■ DATA EXTRACT
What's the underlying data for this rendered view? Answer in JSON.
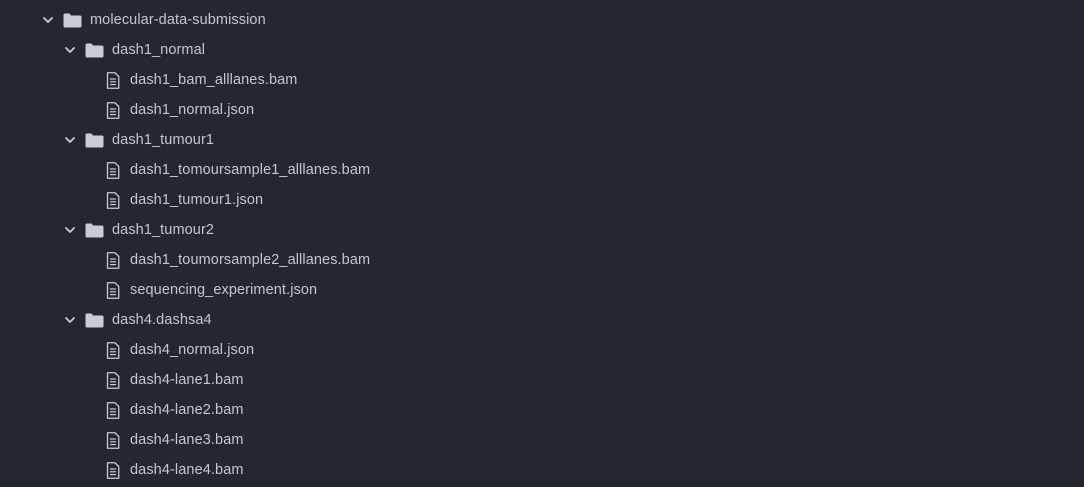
{
  "tree": {
    "root": {
      "label": "molecular-data-submission",
      "icon": "folder-icon",
      "expanded": true
    },
    "folders": [
      {
        "label": "dash1_normal",
        "icon": "folder-icon",
        "expanded": true,
        "files": [
          {
            "label": "dash1_bam_alllanes.bam",
            "icon": "file-icon"
          },
          {
            "label": "dash1_normal.json",
            "icon": "file-icon"
          }
        ]
      },
      {
        "label": "dash1_tumour1",
        "icon": "folder-icon",
        "expanded": true,
        "files": [
          {
            "label": "dash1_tomoursample1_alllanes.bam",
            "icon": "file-icon"
          },
          {
            "label": "dash1_tumour1.json",
            "icon": "file-icon"
          }
        ]
      },
      {
        "label": "dash1_tumour2",
        "icon": "folder-icon",
        "expanded": true,
        "files": [
          {
            "label": "dash1_toumorsample2_alllanes.bam",
            "icon": "file-icon"
          },
          {
            "label": "sequencing_experiment.json",
            "icon": "file-icon"
          }
        ]
      },
      {
        "label": "dash4.dashsa4",
        "icon": "folder-icon",
        "expanded": true,
        "files": [
          {
            "label": "dash4_normal.json",
            "icon": "file-icon"
          },
          {
            "label": "dash4-lane1.bam",
            "icon": "file-icon"
          },
          {
            "label": "dash4-lane2.bam",
            "icon": "file-icon"
          },
          {
            "label": "dash4-lane3.bam",
            "icon": "file-icon"
          },
          {
            "label": "dash4-lane4.bam",
            "icon": "file-icon"
          }
        ]
      }
    ]
  },
  "colors": {
    "background": "#23272e",
    "text": "#c3c8d0",
    "icon": "#c8ccd4"
  }
}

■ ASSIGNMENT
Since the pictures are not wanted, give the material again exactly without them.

■ FINAL ANSWER
What's the underlying data for this rendered view? Answer in JSON.
{
  "tree": {
    "root": {
      "label": "molecular-data-submission",
      "icon": "folder-icon",
      "expanded": true
    },
    "folders": [
      {
        "label": "dash1_normal",
        "icon": "folder-icon",
        "expanded": true,
        "files": [
          {
            "label": "dash1_bam_alllanes.bam",
            "icon": "file-icon"
          },
          {
            "label": "dash1_normal.json",
            "icon": "file-icon"
          }
        ]
      },
      {
        "label": "dash1_tumour1",
        "icon": "folder-icon",
        "expanded": true,
        "files": [
          {
            "label": "dash1_tomoursample1_alllanes.bam",
            "icon": "file-icon"
          },
          {
            "label": "dash1_tumour1.json",
            "icon": "file-icon"
          }
        ]
      },
      {
        "label": "dash1_tumour2",
        "icon": "folder-icon",
        "expanded": true,
        "files": [
          {
            "label": "dash1_toumorsample2_alllanes.bam",
            "icon": "file-icon"
          },
          {
            "label": "sequencing_experiment.json",
            "icon": "file-icon"
          }
        ]
      },
      {
        "label": "dash4.dashsa4",
        "icon": "folder-icon",
        "expanded": true,
        "files": [
          {
            "label": "dash4_normal.json",
            "icon": "file-icon"
          },
          {
            "label": "dash4-lane1.bam",
            "icon": "file-icon"
          },
          {
            "label": "dash4-lane2.bam",
            "icon": "file-icon"
          },
          {
            "label": "dash4-lane3.bam",
            "icon": "file-icon"
          },
          {
            "label": "dash4-lane4.bam",
            "icon": "file-icon"
          }
        ]
      }
    ]
  },
  "colors": {
    "background": "#23272e",
    "text": "#c3c8d0",
    "icon": "#c8ccd4"
  }
}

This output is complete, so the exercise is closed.